No contest: Sara Jessica Parker. It appears to be such a difficult thing to get a strapless dress to fit properly. Actually, it depended on the angle: sometimes it just looked eye-opening, but at other times there was definitely a problem with spilling over. Too pushed up, Posh-style.
Goldie Hawn, of course. A dress only approximately fitted to her body and falling too low on her chest allowed her breasts to escape over the top, under her arms, everywhere except the accepted place.
Jennifer Aniston. Elegant, not too revealing, nothing out of place!
And a special Lifetime Achievement Award for Breasts goes to Sophia Loren. Although these days the rest of her is a noble Roman ruin (albeit with a remarkably timeless appearance from a distance), those famous breasts remain apparently youthful and nicely positioned in her Oscars dress.
As an adolescent girl, I passionately envied those with large breasts. Why? I suppose my mind was saturated with media images of the desirable female body, combined with what schoolboys apparently fantasized over. Perhaps if silicone implants had been as available then as they are now I would have found some way to get them. As it is, I have had to go through life with adequate but never eye-catching breasts. Pregnancy and, even more so, breast-feeding have given me a taste of what the well-endowed experience but otherwise I have remained, contented but not exultant, in the world of the B cup.

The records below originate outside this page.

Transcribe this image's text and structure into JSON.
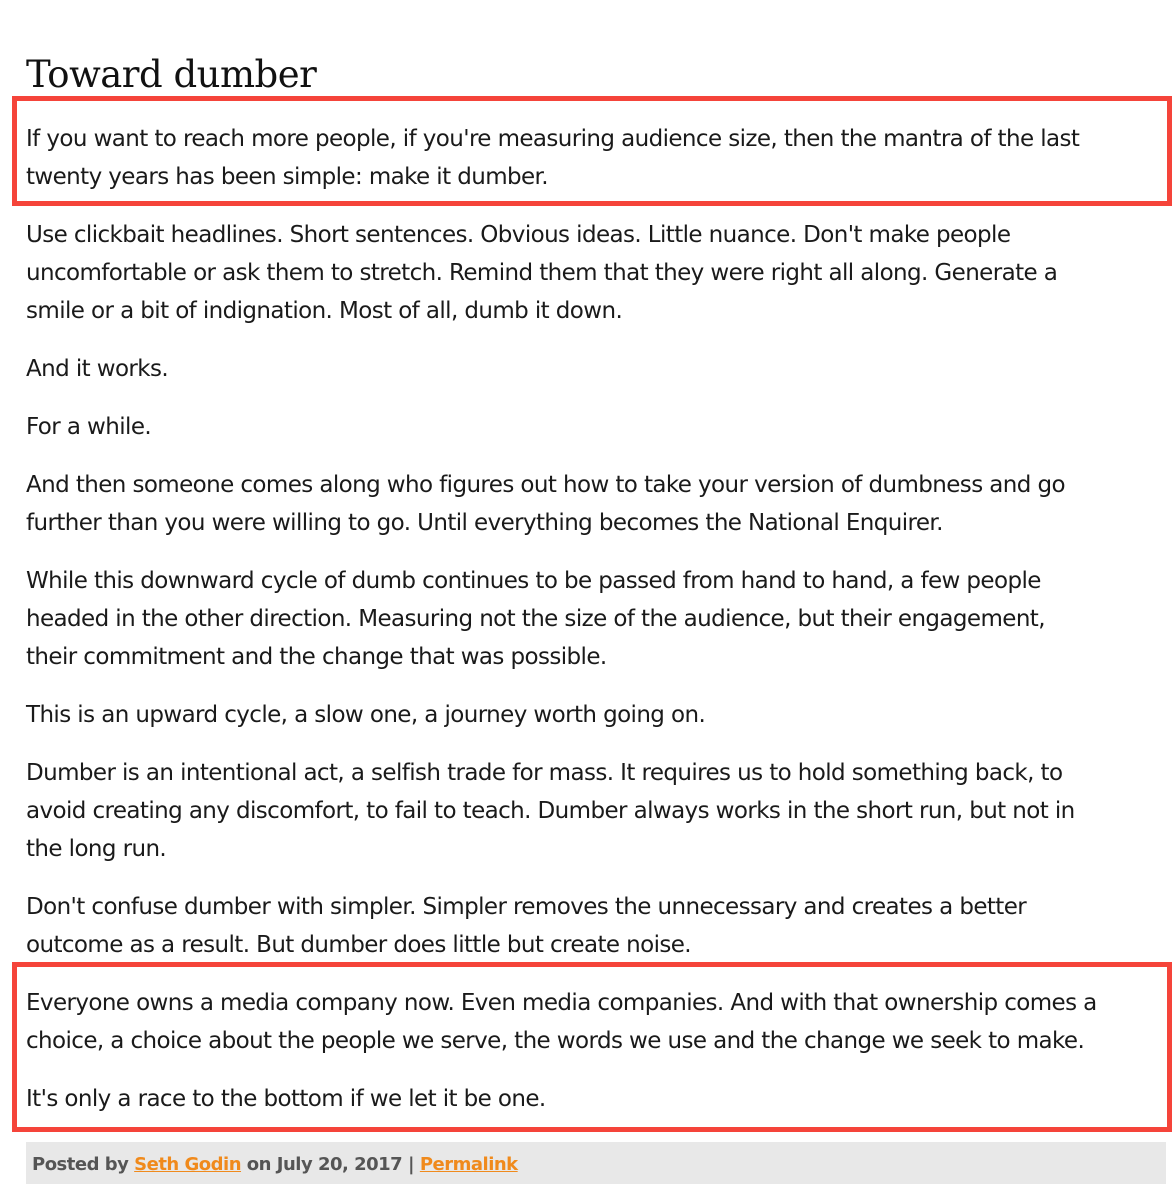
{
  "post": {
    "title": "Toward dumber",
    "paragraphs": [
      {
        "lines": [
          "If you want to reach more people, if you're measuring audience size, then the mantra of the last",
          "twenty years has been simple: make it dumber."
        ]
      },
      {
        "lines": [
          "Use clickbait headlines. Short sentences. Obvious ideas. Little nuance. Don't make people",
          "uncomfortable or ask them to stretch. Remind them that they were right all along. Generate a",
          "smile or a bit of indignation. Most of all, dumb it down."
        ]
      },
      {
        "lines": [
          "And it works."
        ]
      },
      {
        "lines": [
          "For a while."
        ]
      },
      {
        "lines": [
          "And then someone comes along who figures out how to take your version of dumbness and go",
          "further than you were willing to go. Until everything becomes the National Enquirer."
        ]
      },
      {
        "lines": [
          "While this downward cycle of dumb continues to be passed from hand to hand, a few people",
          "headed in the other direction. Measuring not the size of the audience, but their engagement,",
          "their commitment and the change that was possible."
        ]
      },
      {
        "lines": [
          "This is an upward cycle, a slow one, a journey worth going on."
        ]
      },
      {
        "lines": [
          "Dumber is an intentional act, a selfish trade for mass. It requires us to hold something back, to",
          "avoid creating any discomfort, to fail to teach. Dumber always works in the short run, but not in",
          "the long run."
        ]
      },
      {
        "lines": [
          "Don't confuse dumber with simpler. Simpler removes the unnecessary and creates a better",
          "outcome as a result. But dumber does little but create noise."
        ]
      },
      {
        "lines": [
          "Everyone owns a media company now. Even media companies. And with that ownership comes a",
          "choice, a choice about the people we serve, the words we use and the change we seek to make."
        ]
      },
      {
        "lines": [
          "It's only a race to the bottom if we let it be one."
        ]
      }
    ]
  },
  "footer": {
    "posted_by": "Posted by",
    "author": "Seth Godin",
    "on": "on",
    "date": "July 20, 2017",
    "separator": "|",
    "permalink": "Permalink"
  },
  "colors": {
    "highlight_border": "#f5443a",
    "link": "#f08a1c",
    "footer_bg": "#e8e8e8",
    "text": "#1a1a1a"
  }
}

Of course, as I get older the advantages are more obvious.
When I was growing up in Britain, I remember reading an article by a serious reviewer predicting the future success of movie actresses Julie Christie and Sarah Miles. The article stated that, although they were both very good actresses, Christie would be the more successful because Miles was “flat-chested.” This had the weight of authority — it was not a newspaper that had a Page 3 pinup — and was a pronouncement of awful finality.
When I first came to Canada, I started going to a gym. In the changing rooms and the showers, I was amazed to see the variety of women’s bodies and that women whose bodies did not fit what I considered the norm were nonchalant about displaying them. After I got over the initial surprise, I was filled with a rush of love for humanity in all its diversity. Celebrating the natural body became part of my feminist beliefs. I looked back with pity on that narrow-minded, old-fashioned movie reviewer.
Today’s Sarah Miles is Keira Knightley: her slight and delicate figure is exquisitely alluring in a wet camisole in Atonement and it does not seem to have held her back in her career. (Actually, Sarah Miles seems to have done OK, too.)
The subject today is breasts. (That should get the stats up a bit.) I’m inspired to muse on this fascinating part of the female anatomy by Mrs. Victoria Beckham, who visited Vancouver recently with her Spice sisters to kick off their reunion tour. Posh has made the unnaturally pushed-up breast fashionable again. She is rarely seen with her bosom in a relaxed position. Perhaps surgical intervention means that the gravity-defying globe is her new natural position?
That refusal to accept gravity was popular in the seventeenth century, and was achieved by a corset that pushed the breasts up. They were then lightly covered by a flimsy fringe of lace atop the overdress. Very fetching, but it looks rather uncomfortable. How strange that we should have been through an entire feminist revolution where women passionately demonstrated the desire to get away from those kinds of constraints — and now a woman who has enormous amounts of money and is inevitably a role model for young girls chooses this look.